Hospitals and health systems will face ever more pressure in 2014 to establish the core skills needed to thrive in a rapidly changing healthcare market.
In a brief, Huron Healthcare Consulting said that healthcare executives will need to improve their performance by evaluating every key operational, clinical and governance function. They also need a strong vision for the future, the ability to act on it and the leadership to bring stakeholders along with them.
While the market is heading toward value-based purchasing, as long as there is substantial fee-for-service reimbursement, "the CEO dilemma is how to prepare for the future while not creating an adverse financial situation in the short term,” said Andrew Ziskind, MD, managing director of Huron Healthcare Consulting, in comments to Healthcare Finance News.
The infrastructure to support value-based purchasing is continuing to be deployed.
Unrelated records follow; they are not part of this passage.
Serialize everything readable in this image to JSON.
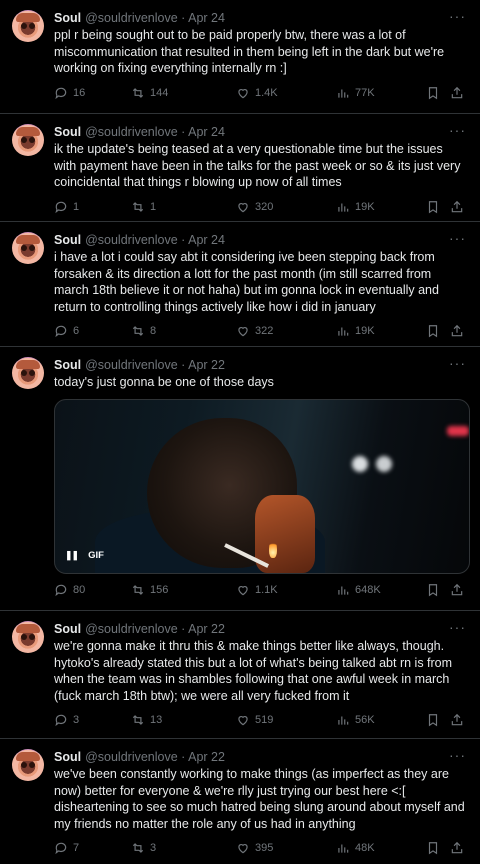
{
  "tweets": [
    {
      "name": "Soul",
      "meta": "@souldrivenlove · Apr 24",
      "text": "ppl r being sought out to be paid properly btw, there was a lot of miscommunication that resulted in them being left in the dark but we're working on fixing everything internally rn :]",
      "replies": "16",
      "retweets": "144",
      "likes": "1.4K",
      "views": "77K"
    },
    {
      "name": "Soul",
      "meta": "@souldrivenlove · Apr 24",
      "text": "ik the update's being teased at a very questionable time but the issues with payment have been in the talks for the past week or so & its just very coincidental that things r blowing up now of all times",
      "replies": "1",
      "retweets": "1",
      "likes": "320",
      "views": "19K"
    },
    {
      "name": "Soul",
      "meta": "@souldrivenlove · Apr 24",
      "text": "i have a lot i could say abt it considering ive been stepping back from forsaken & its direction a lott for the past month (im still scarred from march 18th believe it or not haha) but im gonna lock in eventually and return to controlling things actively like how i did in january",
      "replies": "6",
      "retweets": "8",
      "likes": "322",
      "views": "19K"
    },
    {
      "name": "Soul",
      "meta": "@souldrivenlove · Apr 22",
      "text": "today's just gonna be one of those days",
      "gif_label": "GIF",
      "replies": "80",
      "retweets": "156",
      "likes": "1.1K",
      "views": "648K"
    },
    {
      "name": "Soul",
      "meta": "@souldrivenlove · Apr 22",
      "text": "we're gonna make it thru this & make things better like always, though. hytoko's already stated this but a lot of what's being talked abt rn is from when the team was in shambles following that one awful week in march (fuck march 18th btw); we were all very fucked from it",
      "replies": "3",
      "retweets": "13",
      "likes": "519",
      "views": "56K"
    },
    {
      "name": "Soul",
      "meta": "@souldrivenlove · Apr 22",
      "text": "we've been constantly working to make things (as imperfect as they are now) better for everyone & we're rlly just trying our best here <:[ disheartening to see so much hatred being slung around about myself and my friends no matter the role any of us had in anything",
      "replies": "7",
      "retweets": "3",
      "likes": "395",
      "views": "48K"
    }
  ],
  "icons": [
    "more-icon",
    "reply-icon",
    "retweet-icon",
    "like-icon",
    "views-icon",
    "bookmark-icon",
    "share-icon",
    "pause-icon"
  ],
  "colors": {
    "background": "#000000",
    "text": "#e7e9ea",
    "muted": "#71767b",
    "border": "#2f3336"
  }
}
Whether the movement toward value-based purchasing will speed up or slow down in 2014 is hard to say, he said. "Trying to stop the infrastructure momentum toward value-based payment models is very difficult once you start engaging stakeholders in new ways of working," Ziskind said. "Providers are recognizing the validity of value-based care delivery."
And regardless of what is happening with the rollout of the Affordable Care Act and government payers, "commercial payers continue to provide much of the market momentum, and they are shifting towards value-based payment models,” he said.
Among the biggest challenges that healthcare executives are confronted with this year are:
1. Pacing the shift to value-based models. Healthcare leaders continue to put infrastructure and governance practices in place to support value-based models even as providers still have significant fee-for-service revenue. However, many providers are concerned that they may be reaching a point at which the cost of building and maintaining their value-based organization is not supported by their fee-for-service reimbursement model.
2. Responding effectively to the economic dynamics of local markets. Health organizations that are migrating to value-based models must contend with the realities and limits of their local economies, the strategies of large employers for reducing their healthcare costs, concentration of the payer market and physician practice alignment.
3. Securing and growing market share. Gaining market share remains a big concern regardless of the pace of the payment model change. Providers must weigh market strategies, including consolidation and traditional and non-traditional partnership and strategic relationships, even as volume continues to drive a large share of revenue.
4. Developing alternative revenue streams. Health systems with cash reserves and strong margins are better positioned to make investments that are related to, but not necessarily directly in support of, their core patient care business. Investments that can supplement declining revenue from payers can include ambulatory care centers, telemedicine, business software development and pharmaceutical research.
5. Containing core operating costs. Health executives continue to seek approaches to rein in the costs of their core operations, reduce utilization through standardization, and manage care variations. Even high-performing organizations can obtain additional cost containment by taking a systems approach that is rigorous and transparent.
These pressures won't subside while the “gap between current cost and quality and where everyone needs to get to is still significant,” Ziskind said. The building block is operational efficiency, such as optimizing staffing and managing the supply chain efficiently. "But fundamentally changing the way care is delivered with the right providers at the right place at the right time, reducing unnecessary services and focusing on value – that's where the next wave of benefit is going to occur," he said.